(Beginning of PROVIDED ENTRIES)
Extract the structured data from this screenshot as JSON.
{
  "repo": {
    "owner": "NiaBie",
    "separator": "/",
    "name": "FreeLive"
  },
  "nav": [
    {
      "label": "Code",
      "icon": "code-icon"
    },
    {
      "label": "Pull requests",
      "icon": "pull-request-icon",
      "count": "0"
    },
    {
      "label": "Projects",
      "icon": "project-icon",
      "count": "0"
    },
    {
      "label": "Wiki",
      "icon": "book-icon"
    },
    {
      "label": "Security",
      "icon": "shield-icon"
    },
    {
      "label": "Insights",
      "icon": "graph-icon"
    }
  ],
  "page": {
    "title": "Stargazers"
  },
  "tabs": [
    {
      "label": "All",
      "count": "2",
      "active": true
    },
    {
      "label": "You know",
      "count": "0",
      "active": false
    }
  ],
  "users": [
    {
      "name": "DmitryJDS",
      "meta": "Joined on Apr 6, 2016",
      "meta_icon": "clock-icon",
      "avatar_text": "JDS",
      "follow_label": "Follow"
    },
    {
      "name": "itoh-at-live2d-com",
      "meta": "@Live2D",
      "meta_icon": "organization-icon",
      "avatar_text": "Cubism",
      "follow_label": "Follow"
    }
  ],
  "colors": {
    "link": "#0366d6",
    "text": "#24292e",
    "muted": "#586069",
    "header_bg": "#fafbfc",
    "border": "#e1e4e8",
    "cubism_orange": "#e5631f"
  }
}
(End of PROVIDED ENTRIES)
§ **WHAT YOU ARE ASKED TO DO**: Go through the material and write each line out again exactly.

§ **WRITTEN RESPONSE**:
Extract the structured data from this screenshot as JSON.
{
  "repo": {
    "owner": "NiaBie",
    "separator": "/",
    "name": "FreeLive"
  },
  "nav": [
    {
      "label": "Code",
      "icon": "code-icon"
    },
    {
      "label": "Pull requests",
      "icon": "pull-request-icon",
      "count": "0"
    },
    {
      "label": "Projects",
      "icon": "project-icon",
      "count": "0"
    },
    {
      "label": "Wiki",
      "icon": "book-icon"
    },
    {
      "label": "Security",
      "icon": "shield-icon"
    },
    {
      "label": "Insights",
      "icon": "graph-icon"
    }
  ],
  "page": {
    "title": "Stargazers"
  },
  "tabs": [
    {
      "label": "All",
      "count": "2",
      "active": true
    },
    {
      "label": "You know",
      "count": "0",
      "active": false
    }
  ],
  "users": [
    {
      "name": "DmitryJDS",
      "meta": "Joined on Apr 6, 2016",
      "meta_icon": "clock-icon",
      "avatar_text": "JDS",
      "follow_label": "Follow"
    },
    {
      "name": "itoh-at-live2d-com",
      "meta": "@Live2D",
      "meta_icon": "organization-icon",
      "avatar_text": "Cubism",
      "follow_label": "Follow"
    }
  ],
  "colors": {
    "link": "#0366d6",
    "text": "#24292e",
    "muted": "#586069",
    "header_bg": "#fafbfc",
    "border": "#e1e4e8",
    "cubism_orange": "#e5631f"
  }
}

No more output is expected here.